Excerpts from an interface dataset
+++

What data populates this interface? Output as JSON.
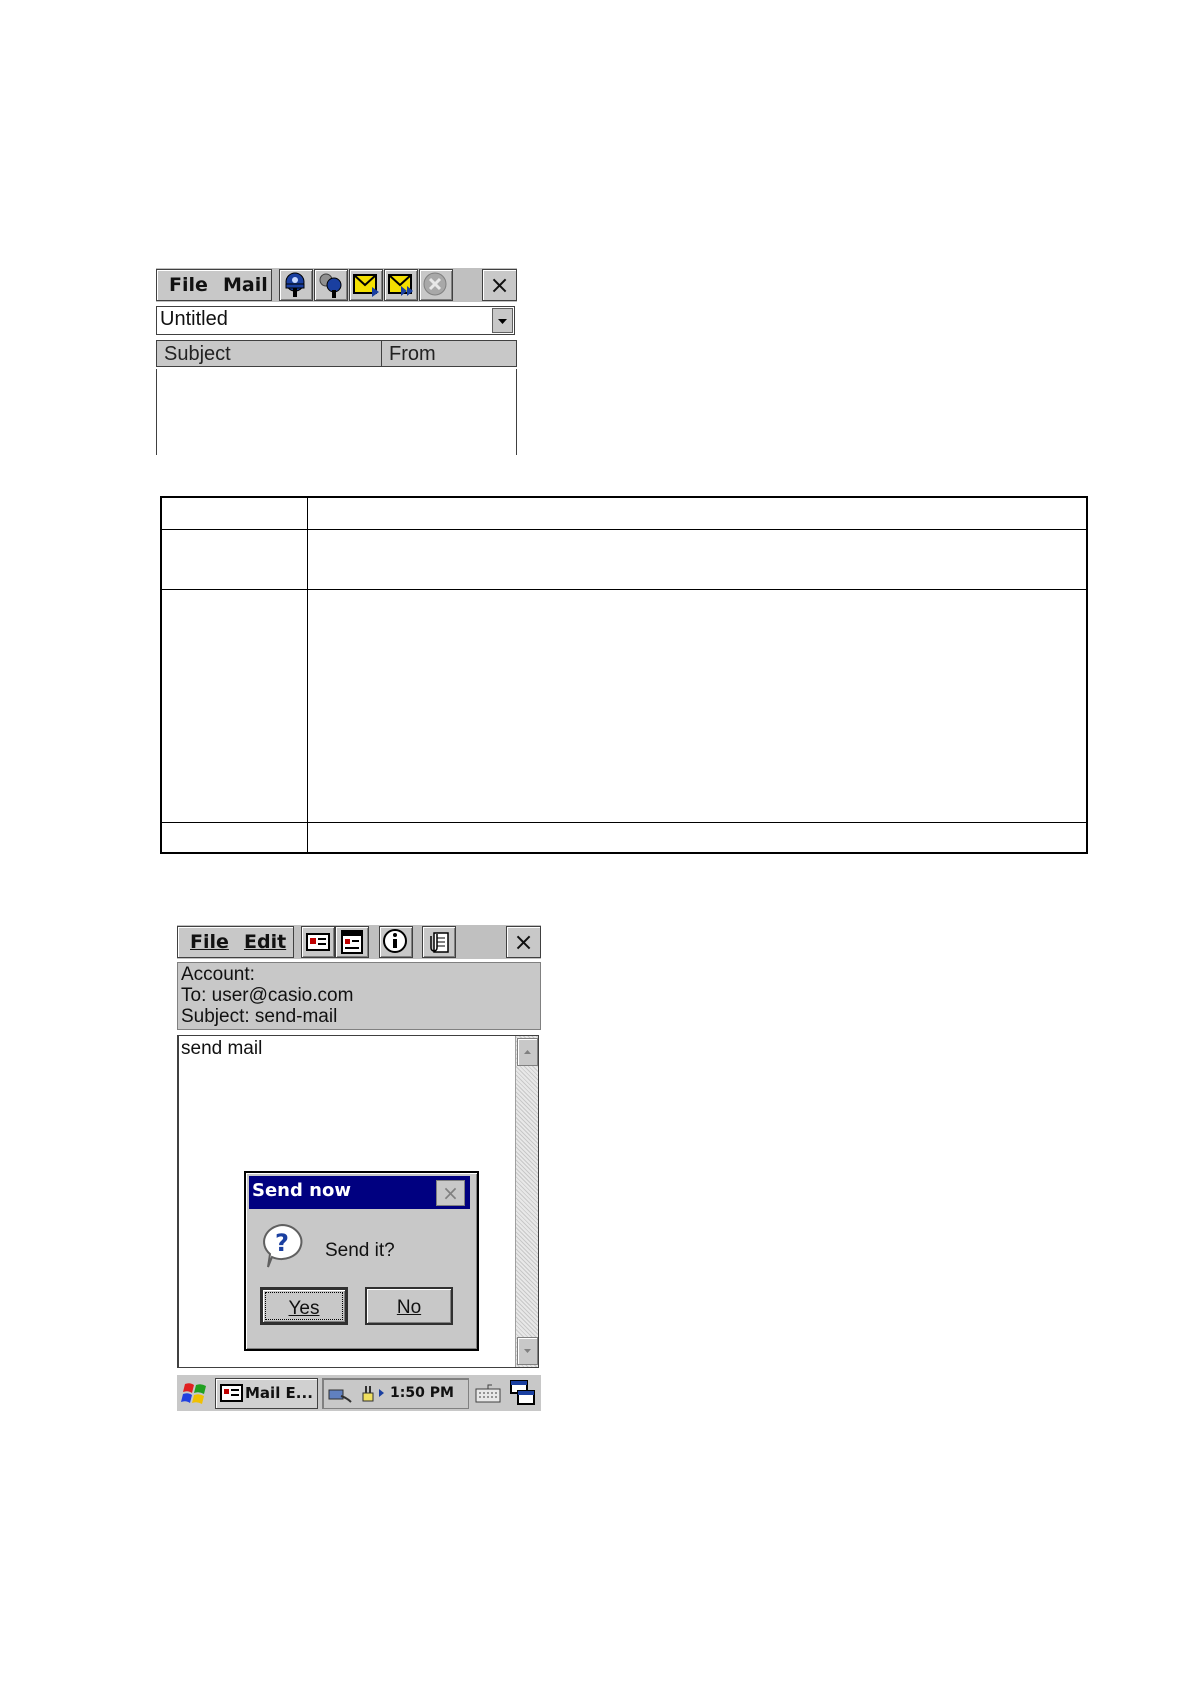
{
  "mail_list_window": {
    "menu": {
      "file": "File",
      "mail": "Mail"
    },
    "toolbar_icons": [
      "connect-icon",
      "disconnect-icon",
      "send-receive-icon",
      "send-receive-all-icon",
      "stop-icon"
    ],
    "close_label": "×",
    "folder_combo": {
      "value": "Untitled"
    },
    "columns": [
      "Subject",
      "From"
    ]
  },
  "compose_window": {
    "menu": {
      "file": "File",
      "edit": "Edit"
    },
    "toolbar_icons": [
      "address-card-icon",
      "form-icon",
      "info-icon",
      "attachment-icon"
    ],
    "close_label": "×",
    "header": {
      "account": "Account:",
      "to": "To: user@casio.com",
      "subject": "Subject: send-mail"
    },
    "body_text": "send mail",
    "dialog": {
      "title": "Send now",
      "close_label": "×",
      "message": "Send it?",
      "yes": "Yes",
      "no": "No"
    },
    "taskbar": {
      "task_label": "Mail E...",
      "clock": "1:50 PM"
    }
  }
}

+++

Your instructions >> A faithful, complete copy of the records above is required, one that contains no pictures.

Your solution >>
What data populates this interface? Output as JSON.
{
  "mail_list_window": {
    "menu": {
      "file": "File",
      "mail": "Mail"
    },
    "toolbar_icons": [
      "connect-icon",
      "disconnect-icon",
      "send-receive-icon",
      "send-receive-all-icon",
      "stop-icon"
    ],
    "close_label": "×",
    "folder_combo": {
      "value": "Untitled"
    },
    "columns": [
      "Subject",
      "From"
    ]
  },
  "compose_window": {
    "menu": {
      "file": "File",
      "edit": "Edit"
    },
    "toolbar_icons": [
      "address-card-icon",
      "form-icon",
      "info-icon",
      "attachment-icon"
    ],
    "close_label": "×",
    "header": {
      "account": "Account:",
      "to": "To: user@casio.com",
      "subject": "Subject: send-mail"
    },
    "body_text": "send mail",
    "dialog": {
      "title": "Send now",
      "close_label": "×",
      "message": "Send it?",
      "yes": "Yes",
      "no": "No"
    },
    "taskbar": {
      "task_label": "Mail E...",
      "clock": "1:50 PM"
    }
  }
}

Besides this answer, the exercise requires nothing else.